Another hotly contested subject. The quick recommendations:
Dino Oil: 3000-4000 miles
Full Synthetic: 6500-9000 miles
You'll hear claims that you can go to 8000 miles on dino from some nuts, and sadly even BMW recommends 15-18000 mile intervals for its new cars on synthetic. Personally, I would never dream of driving anywhere close to that long on one change. Keep in mind, if you put HARD MILES on your car, you need to change at or earlier than the lower recommended numbers above.
The HARDEST driving you can do to your car is frequent cold starts, and short drives. That 1.5 mile drive around the corner 10 times a day is the worst thing you could ever do, and you NEED to change the oil regularly if you drive like that. Obviously, tracking/racing/auto-x'ing is also hard driving, and if you do this regularly you should keep short intervals. The easiest type of mileage on your car is a nice constant cruise at 70MPH on the freeway.
Oh fun. This is a good topic. I won't bother with dino oil here, but lets deal with synthetics, which are becoming increasingly more popular. In fact, I'll narrow it down to 2 that I'll discuss.
Mobil1: To be short, you can't go wrong with Mobil1 full synthetic of the right viscosity. It's a tried and true oil that performs to expectations. If you have any doubts or are not feeling particularly sporting or adventurous, no one will be upset if you use this.
Royal Purple: The drama. Royal Purple makes some pretty outrageous claims, like increasing horsepower and gas mileage. There are some that swear by it, and there are some that claim it will destroy your engine. A simple search should bring up plenty of arguments for and against. I won't pretend that you'll get a huge bump out of RP. I will say that I have used it on several cars for tens of thousands of miles combined, and the engines do seem to run smoother and quieter to the untrained ear on RP than other oils of the same viscosity (including M1 full synthetic). Personally, this is the oil I use, and will continue to use, until someone develops something better.

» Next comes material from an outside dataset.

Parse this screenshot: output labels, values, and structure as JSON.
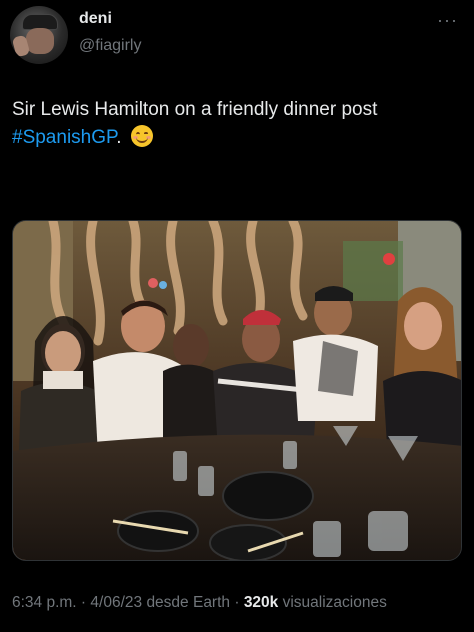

There is NOT a one-size-fits-all answer for this. However, lucky you! BMW published just what you should use in your owners manual. It is climate specific, and if you live in a region that climate varies from season to season, then you likely will need to use different viscosities for cold and hot seasons. I would recommend using either exactly or just slightly above what BMW recommends for a higher mileage E36. Personally, living in sunny coastal California I was able to run 20W-50 all year round. Chances are, you won't be able to. So, READ THE MANUAL. Don't ask us what viscosity you personally should use, because we are not meteorologists for your region and we don't know your driving style. For most E36s on this board, this chart will give you a pretty good representation of what to use - I am fairly certain the same specs should be used for the M52 family, but not positive - hence why I say to read the manual for your model.
For the M50TUB25 engine, here is the chart BMW printed in their manual:
Hopefully this cleared up some confusion, and gives you a good idea of what we recommend around here. If you have a suggestion or correction, please feel free to post it or let me know and I'll add it. It's late and I may very well have missed something or screwed something up inadvertently.
// Chad //
// 2001 BMW 740i M-Sport // 2006 Toyota Highlander Hybrid //
// 1994 Land Rover Range Rover Classic // 1999 Chevy Tahoe //
// 2009 Kawasaki Concours 14 // 2006 Kawasaki Ninja 250 //
Originally Posted by SlimKlim
You're a derbanana